Later, in the 1950s, jazz had become the pinnacle of education and sophistication, but those who had once been banned from listening to jazz by their parents now decided that rock’n’roll was the ‘braindead’ music of the masses. Then those same people grew up and looked down upon the next generation of punk rockers who came along. So is music actually changing so much? Or do we just think that we know better than the generations who come after us?
This attitude towards new genres of music is not new. In fact, it is as old as time itself. Even operas such as Bizet’s Carmen and Puccini’s Madame Butterfly were initially considered ‘sordid’ and ‘scandalous’ before society evolved to see the important political messages behind the stories.
Is rock and metal music really so different?
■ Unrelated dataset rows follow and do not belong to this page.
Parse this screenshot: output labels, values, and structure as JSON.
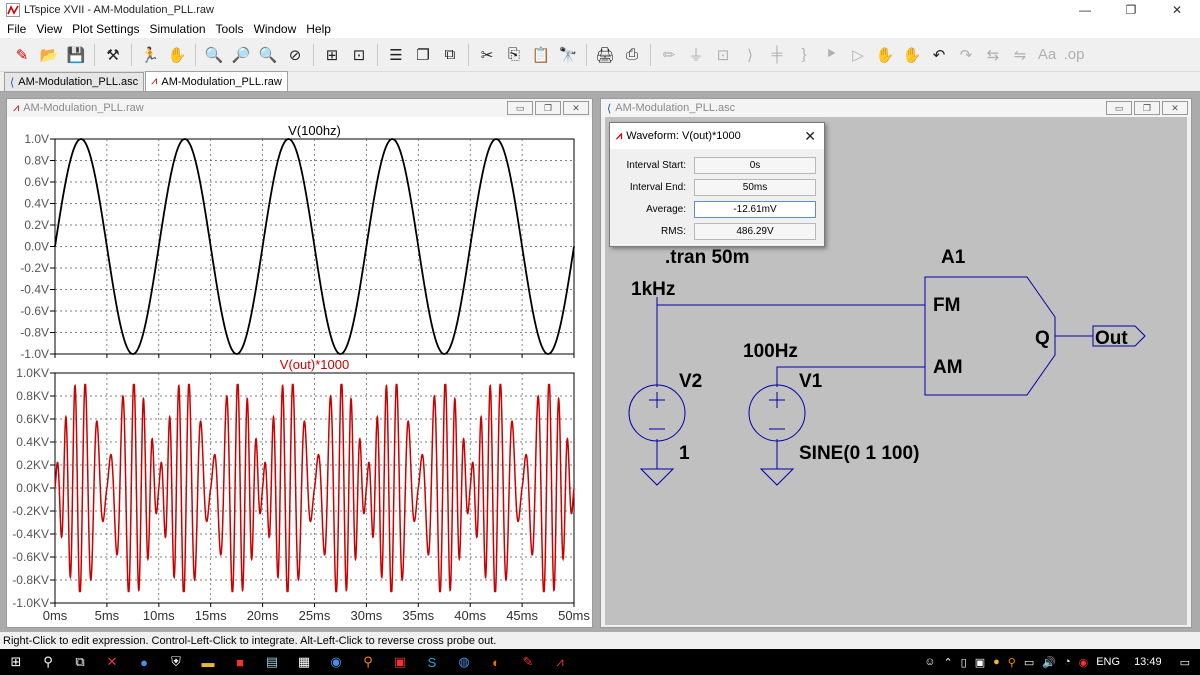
{
  "window": {
    "title": "LTspice XVII - AM-Modulation_PLL.raw"
  },
  "menu": [
    "File",
    "View",
    "Plot Settings",
    "Simulation",
    "Tools",
    "Window",
    "Help"
  ],
  "tabs": [
    {
      "label": "AM-Modulation_PLL.asc",
      "icon": "schematic-icon"
    },
    {
      "label": "AM-Modulation_PLL.raw",
      "icon": "waveform-icon",
      "active": true
    }
  ],
  "plot_window": {
    "title": "AM-Modulation_PLL.raw"
  },
  "schematic_window": {
    "title": "AM-Modulation_PLL.asc"
  },
  "dialog": {
    "title": "Waveform: V(out)*1000",
    "interval_start_label": "Interval Start:",
    "interval_start": "0s",
    "interval_end_label": "Interval End:",
    "interval_end": "50ms",
    "average_label": "Average:",
    "average": "-12.61mV",
    "rms_label": "RMS:",
    "rms": "486.29V"
  },
  "schematic": {
    "directive": ".tran 50m",
    "block_name": "A1",
    "pin_fm": "FM",
    "pin_am": "AM",
    "pin_q": "Q",
    "port_out": "Out",
    "v2_name": "V2",
    "v2_value": "1",
    "v2_net_label": "1kHz",
    "v1_name": "V1",
    "v1_value": "SINE(0 1 100)",
    "v1_net_label": "100Hz"
  },
  "status": "Right-Click to edit expression. Control-Left-Click to integrate. Alt-Left-Click to reverse cross probe out.",
  "taskbar": {
    "lang": "ENG",
    "time": "13:49"
  },
  "colors": {
    "trace_top": "#000000",
    "trace_bottom": "#cc0000",
    "schematic_bg": "#c0c0c0",
    "wire": "#0000aa"
  },
  "chart_data": [
    {
      "type": "line",
      "title": "V(100hz)",
      "title_color": "#000000",
      "x_unit": "ms",
      "xlim": [
        0,
        50
      ],
      "ylim": [
        -1.0,
        1.0
      ],
      "yticks": [
        "1.0V",
        "0.8V",
        "0.6V",
        "0.4V",
        "0.2V",
        "0.0V",
        "-0.2V",
        "-0.4V",
        "-0.6V",
        "-0.8V",
        "-1.0V"
      ],
      "grid": true,
      "series": [
        {
          "name": "V(100hz)",
          "expression": "sin(2*pi*100*t)",
          "amplitude": 1.0,
          "frequency_hz": 100
        }
      ]
    },
    {
      "type": "line",
      "title": "V(out)*1000",
      "title_color": "#cc0000",
      "x_unit": "ms",
      "xlim": [
        0,
        50
      ],
      "ylim": [
        -1.0,
        1.0
      ],
      "yticks": [
        "1.0KV",
        "0.8KV",
        "0.6KV",
        "0.4KV",
        "0.2KV",
        "0.0KV",
        "-0.2KV",
        "-0.4KV",
        "-0.6KV",
        "-0.8KV",
        "-1.0KV"
      ],
      "xticks": [
        "0ms",
        "5ms",
        "10ms",
        "15ms",
        "20ms",
        "25ms",
        "30ms",
        "35ms",
        "40ms",
        "45ms",
        "50ms"
      ],
      "grid": true,
      "series": [
        {
          "name": "V(out)*1000",
          "carrier_hz": 1000,
          "modulation_hz": 100,
          "peak_kv": 0.9
        }
      ]
    }
  ]
}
Rock and punk have long been a means of communicating a political message; just consider for a moment bands such as The Clash, Rage Against The Machine, and Husker Du. And playing ‘loud’ or ‘dark’ music is hardly exclusive to rock and metal; many classical pieces fit the bill for these qualities – Holst’s ‘Mars, The Bringer Of War’, from The Planets, is booming, dark and aggressive, to fit with the character of the God in Roman mythology.
Holst’s composition was so compellingly dark and suspenseful that it inspired John Williams’ theme song for classic villain Darth Vader in the Star Wars series. In fact, a great many rock bands have taken influence from classical music; for example, Led Zeppelin are among the loudest live bands in history, yet are known to have drawn influence from Beethoven, Queen used a range of operatic features and styles in their music, and an entire genre of music (symphonic metal) was created using classical as the basis for creating heavier tracks.
Frank Zappa was known for his passion for Stravinsky and Varese, and Roger Waters of Pink Floyd wrote and released his three-part opera, Ca Ira, which was released in 2005. Also, metal bands such as Metallica and Children Of Bodom in particular, seem to have been heavily influenced by classical music, with Metallica even releasing two albums with the San Francisco Symphony orchestra.